• **TASK TO CARRY OUT**
Each line that holds the word "JSON" counts once; give the total for the records below and nothing else.

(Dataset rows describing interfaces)
┌──

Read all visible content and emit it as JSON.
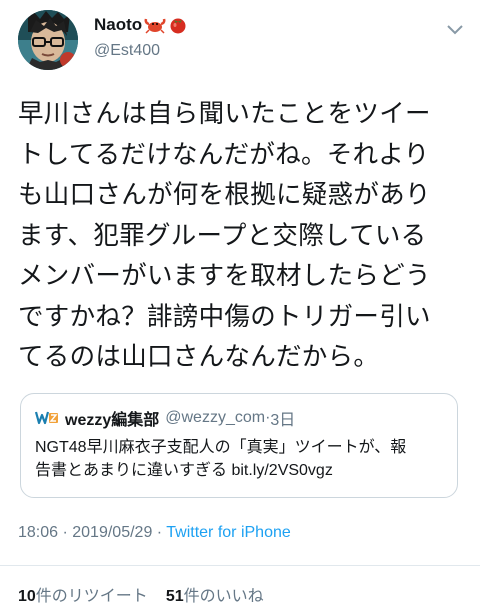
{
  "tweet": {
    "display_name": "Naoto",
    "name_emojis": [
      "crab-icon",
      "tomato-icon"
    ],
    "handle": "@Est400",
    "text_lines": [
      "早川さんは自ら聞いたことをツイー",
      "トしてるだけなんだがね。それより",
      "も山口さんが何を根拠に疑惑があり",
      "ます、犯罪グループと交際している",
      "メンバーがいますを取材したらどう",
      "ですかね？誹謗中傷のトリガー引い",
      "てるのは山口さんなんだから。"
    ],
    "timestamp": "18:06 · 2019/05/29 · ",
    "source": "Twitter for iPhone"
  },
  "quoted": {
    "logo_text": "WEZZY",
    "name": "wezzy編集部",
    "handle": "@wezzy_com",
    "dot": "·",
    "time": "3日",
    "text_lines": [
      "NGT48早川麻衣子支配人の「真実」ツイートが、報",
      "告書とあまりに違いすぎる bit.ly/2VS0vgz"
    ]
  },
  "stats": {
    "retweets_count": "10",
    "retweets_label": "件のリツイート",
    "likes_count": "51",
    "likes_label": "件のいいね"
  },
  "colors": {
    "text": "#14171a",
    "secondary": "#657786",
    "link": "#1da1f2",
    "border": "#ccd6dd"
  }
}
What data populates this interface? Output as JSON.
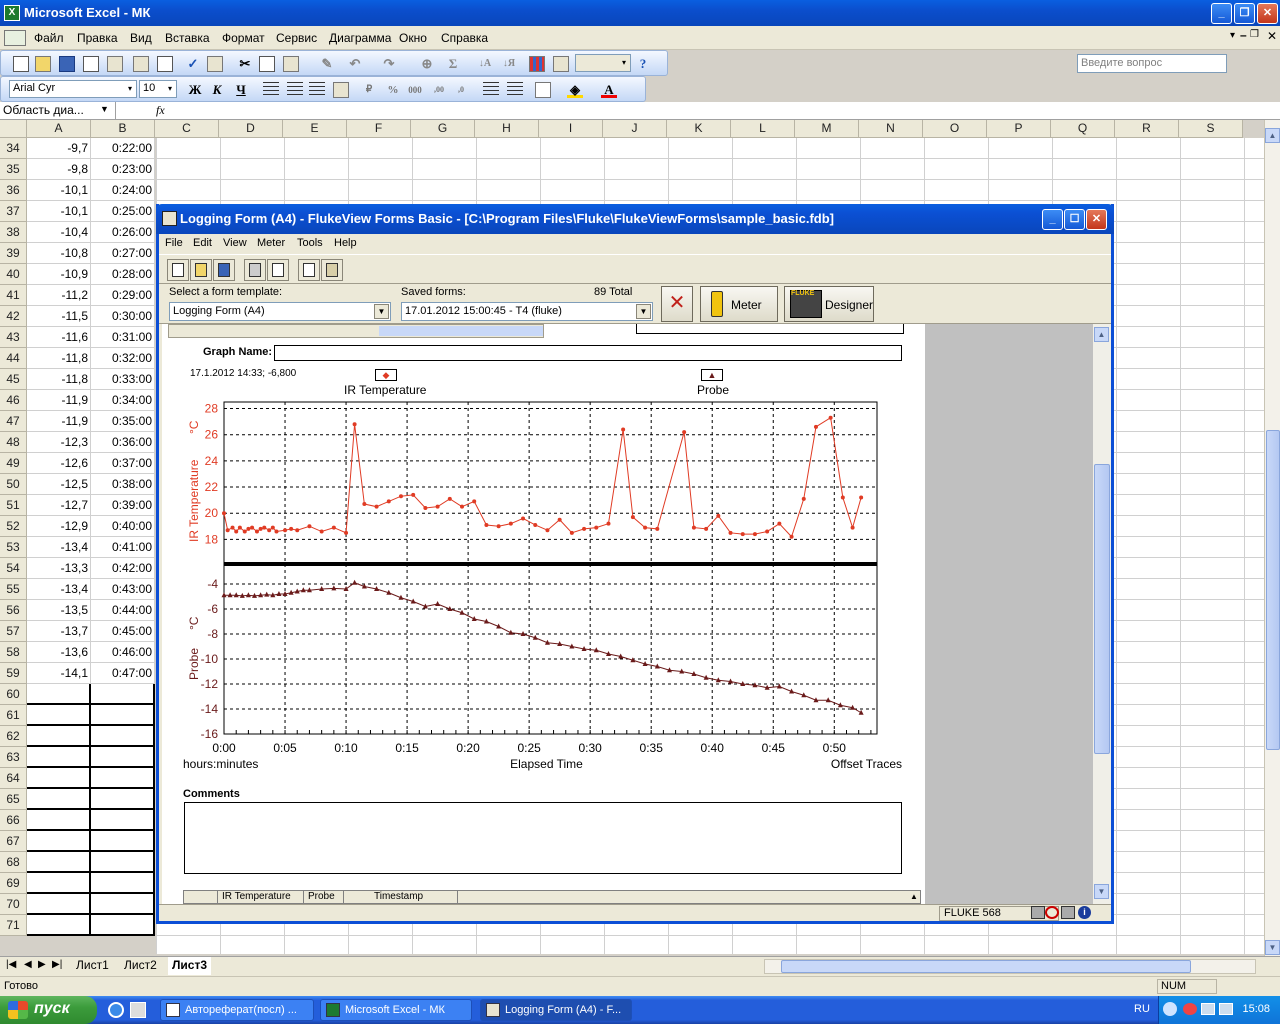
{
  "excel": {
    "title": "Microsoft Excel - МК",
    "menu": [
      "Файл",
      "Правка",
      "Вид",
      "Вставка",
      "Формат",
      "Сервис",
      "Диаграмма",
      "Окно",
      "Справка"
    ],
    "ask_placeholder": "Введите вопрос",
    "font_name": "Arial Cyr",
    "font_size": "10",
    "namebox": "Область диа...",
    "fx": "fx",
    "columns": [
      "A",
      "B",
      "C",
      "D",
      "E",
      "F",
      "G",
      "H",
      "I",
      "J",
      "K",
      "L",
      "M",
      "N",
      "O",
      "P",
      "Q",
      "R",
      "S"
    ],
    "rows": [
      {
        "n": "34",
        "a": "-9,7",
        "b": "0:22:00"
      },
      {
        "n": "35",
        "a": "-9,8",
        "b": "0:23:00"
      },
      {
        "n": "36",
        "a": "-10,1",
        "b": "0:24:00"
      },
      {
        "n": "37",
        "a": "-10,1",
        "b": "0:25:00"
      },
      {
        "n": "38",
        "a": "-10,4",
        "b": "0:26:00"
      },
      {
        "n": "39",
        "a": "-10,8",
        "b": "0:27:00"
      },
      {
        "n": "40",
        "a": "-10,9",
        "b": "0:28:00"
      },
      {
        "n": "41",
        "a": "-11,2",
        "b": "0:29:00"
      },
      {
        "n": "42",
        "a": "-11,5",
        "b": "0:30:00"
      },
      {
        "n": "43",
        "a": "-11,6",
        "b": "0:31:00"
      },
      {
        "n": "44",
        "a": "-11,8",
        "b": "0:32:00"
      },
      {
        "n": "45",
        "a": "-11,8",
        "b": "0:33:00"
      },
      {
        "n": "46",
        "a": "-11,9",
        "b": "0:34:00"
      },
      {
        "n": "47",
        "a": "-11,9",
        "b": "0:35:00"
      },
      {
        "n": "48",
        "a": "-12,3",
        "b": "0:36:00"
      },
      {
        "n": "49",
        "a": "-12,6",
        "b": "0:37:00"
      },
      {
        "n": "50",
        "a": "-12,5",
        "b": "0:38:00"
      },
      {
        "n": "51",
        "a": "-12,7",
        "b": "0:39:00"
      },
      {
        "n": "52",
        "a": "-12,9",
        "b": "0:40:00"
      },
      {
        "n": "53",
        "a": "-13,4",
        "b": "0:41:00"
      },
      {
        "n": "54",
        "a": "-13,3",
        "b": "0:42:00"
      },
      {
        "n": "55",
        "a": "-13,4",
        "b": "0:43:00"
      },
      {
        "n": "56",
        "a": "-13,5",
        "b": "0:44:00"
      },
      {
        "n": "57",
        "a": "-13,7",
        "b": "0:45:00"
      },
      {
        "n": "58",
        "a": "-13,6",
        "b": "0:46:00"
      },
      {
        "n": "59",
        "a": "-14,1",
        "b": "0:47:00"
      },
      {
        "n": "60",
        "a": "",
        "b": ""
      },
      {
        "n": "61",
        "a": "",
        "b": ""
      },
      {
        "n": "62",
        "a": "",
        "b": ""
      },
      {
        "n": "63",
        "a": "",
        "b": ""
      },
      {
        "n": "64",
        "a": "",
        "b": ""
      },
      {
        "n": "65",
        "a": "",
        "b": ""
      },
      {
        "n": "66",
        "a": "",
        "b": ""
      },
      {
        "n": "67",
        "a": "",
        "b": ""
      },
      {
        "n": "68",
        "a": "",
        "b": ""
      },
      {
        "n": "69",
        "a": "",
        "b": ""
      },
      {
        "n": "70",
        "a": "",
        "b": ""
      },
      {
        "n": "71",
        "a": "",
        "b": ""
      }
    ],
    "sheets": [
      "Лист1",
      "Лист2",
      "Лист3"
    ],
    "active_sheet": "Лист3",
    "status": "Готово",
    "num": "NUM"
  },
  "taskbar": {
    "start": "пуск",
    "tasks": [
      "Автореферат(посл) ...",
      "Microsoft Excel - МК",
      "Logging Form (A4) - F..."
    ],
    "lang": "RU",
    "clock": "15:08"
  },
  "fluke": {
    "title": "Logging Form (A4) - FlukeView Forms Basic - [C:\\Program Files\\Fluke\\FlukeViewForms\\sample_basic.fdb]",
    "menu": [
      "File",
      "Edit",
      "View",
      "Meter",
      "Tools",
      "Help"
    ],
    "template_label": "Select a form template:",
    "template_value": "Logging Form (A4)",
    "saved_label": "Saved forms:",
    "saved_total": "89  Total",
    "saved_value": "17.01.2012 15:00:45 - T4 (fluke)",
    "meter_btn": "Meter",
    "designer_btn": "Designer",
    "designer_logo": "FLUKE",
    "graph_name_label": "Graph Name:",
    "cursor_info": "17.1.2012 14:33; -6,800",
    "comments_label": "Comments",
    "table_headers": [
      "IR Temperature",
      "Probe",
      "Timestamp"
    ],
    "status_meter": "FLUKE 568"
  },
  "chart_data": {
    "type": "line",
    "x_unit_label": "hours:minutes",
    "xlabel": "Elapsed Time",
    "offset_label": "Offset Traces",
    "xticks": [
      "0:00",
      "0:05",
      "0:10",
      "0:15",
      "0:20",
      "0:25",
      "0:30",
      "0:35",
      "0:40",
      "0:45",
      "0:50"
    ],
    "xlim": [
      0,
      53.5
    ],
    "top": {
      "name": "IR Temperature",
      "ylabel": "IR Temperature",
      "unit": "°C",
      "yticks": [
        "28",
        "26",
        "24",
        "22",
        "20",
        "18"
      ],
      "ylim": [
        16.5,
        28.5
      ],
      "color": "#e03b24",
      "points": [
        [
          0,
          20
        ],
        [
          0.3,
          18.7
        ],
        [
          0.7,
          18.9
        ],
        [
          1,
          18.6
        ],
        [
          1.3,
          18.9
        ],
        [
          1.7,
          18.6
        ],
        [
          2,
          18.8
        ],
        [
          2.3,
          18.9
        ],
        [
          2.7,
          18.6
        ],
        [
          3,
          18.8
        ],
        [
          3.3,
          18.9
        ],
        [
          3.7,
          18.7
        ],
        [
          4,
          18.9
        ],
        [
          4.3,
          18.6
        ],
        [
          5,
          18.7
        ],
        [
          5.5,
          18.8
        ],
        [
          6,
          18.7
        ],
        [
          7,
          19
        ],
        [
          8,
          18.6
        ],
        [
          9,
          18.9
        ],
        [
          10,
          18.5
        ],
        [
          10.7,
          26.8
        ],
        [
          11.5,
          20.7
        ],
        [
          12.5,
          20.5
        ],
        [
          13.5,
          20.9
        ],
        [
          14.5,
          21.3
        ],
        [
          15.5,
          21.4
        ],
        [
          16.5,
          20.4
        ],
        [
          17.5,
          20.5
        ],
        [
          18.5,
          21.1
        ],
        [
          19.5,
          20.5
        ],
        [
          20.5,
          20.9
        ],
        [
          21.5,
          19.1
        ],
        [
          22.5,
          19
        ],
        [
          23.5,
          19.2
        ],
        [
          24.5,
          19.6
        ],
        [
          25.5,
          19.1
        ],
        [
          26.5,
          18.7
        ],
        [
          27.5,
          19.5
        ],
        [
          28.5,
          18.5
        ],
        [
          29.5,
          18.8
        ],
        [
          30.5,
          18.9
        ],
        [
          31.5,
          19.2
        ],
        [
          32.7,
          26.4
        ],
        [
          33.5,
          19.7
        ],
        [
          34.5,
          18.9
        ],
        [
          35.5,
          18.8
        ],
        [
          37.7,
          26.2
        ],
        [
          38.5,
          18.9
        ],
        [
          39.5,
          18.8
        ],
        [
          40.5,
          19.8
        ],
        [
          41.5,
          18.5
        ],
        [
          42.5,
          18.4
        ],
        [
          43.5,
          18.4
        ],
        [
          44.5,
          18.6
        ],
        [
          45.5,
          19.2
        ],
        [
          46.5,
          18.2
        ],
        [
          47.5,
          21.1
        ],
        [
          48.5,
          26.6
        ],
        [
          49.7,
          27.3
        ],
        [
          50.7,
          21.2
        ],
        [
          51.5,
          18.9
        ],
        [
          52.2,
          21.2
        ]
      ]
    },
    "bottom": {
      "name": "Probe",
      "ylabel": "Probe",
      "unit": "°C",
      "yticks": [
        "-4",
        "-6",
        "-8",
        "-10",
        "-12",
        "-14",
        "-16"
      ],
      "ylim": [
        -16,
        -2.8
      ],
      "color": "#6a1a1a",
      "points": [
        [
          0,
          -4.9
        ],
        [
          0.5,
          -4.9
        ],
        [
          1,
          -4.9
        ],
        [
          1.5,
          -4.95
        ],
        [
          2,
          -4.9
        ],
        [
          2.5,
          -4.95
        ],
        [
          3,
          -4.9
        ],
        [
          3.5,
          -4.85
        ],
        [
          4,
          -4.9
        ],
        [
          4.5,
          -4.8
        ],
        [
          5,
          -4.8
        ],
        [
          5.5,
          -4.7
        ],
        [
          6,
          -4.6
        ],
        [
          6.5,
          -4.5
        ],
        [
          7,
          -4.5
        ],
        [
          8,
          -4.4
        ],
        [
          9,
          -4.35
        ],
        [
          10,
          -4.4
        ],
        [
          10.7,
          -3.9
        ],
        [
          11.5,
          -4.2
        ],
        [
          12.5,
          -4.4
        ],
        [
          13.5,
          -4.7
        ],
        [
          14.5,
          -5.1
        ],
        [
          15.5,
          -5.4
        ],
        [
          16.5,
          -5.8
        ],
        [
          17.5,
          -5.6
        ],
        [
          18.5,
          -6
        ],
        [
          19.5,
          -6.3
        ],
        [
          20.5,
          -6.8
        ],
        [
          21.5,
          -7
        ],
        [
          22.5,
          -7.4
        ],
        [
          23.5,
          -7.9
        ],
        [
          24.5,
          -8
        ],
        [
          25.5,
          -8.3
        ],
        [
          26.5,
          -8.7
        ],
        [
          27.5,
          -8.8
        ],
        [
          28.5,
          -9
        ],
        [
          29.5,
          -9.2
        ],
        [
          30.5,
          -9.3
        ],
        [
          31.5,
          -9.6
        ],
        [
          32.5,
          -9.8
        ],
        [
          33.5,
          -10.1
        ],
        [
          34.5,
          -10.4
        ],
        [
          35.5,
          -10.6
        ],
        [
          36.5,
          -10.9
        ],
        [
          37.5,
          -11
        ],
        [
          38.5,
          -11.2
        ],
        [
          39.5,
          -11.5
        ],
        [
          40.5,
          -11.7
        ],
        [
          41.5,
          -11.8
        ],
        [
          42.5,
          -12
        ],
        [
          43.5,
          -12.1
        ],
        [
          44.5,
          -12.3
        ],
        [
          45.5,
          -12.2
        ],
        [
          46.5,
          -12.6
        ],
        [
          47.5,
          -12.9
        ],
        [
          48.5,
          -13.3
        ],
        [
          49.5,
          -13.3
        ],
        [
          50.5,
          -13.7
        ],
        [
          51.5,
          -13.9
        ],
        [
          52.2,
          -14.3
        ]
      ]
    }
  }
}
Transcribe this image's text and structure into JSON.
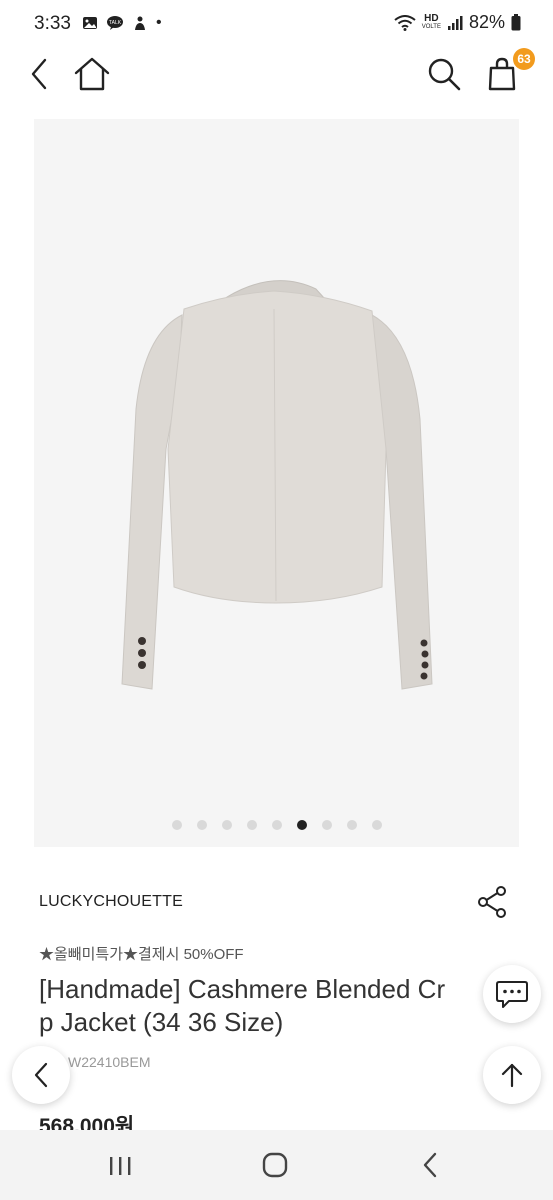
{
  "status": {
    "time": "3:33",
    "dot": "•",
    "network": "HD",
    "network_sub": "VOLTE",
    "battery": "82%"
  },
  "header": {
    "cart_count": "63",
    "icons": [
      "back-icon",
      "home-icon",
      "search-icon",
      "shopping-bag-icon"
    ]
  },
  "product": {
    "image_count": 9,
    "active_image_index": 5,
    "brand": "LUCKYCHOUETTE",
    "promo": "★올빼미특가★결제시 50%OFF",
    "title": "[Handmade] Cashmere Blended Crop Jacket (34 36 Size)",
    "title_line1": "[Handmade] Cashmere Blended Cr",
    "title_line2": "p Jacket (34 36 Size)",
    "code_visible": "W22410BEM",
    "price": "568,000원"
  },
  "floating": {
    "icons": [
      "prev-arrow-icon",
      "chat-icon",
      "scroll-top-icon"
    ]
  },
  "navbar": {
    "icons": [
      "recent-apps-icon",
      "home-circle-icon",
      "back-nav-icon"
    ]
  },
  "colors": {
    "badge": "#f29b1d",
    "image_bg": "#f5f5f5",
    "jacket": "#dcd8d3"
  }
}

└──

• **RESPONSE BELOW**
3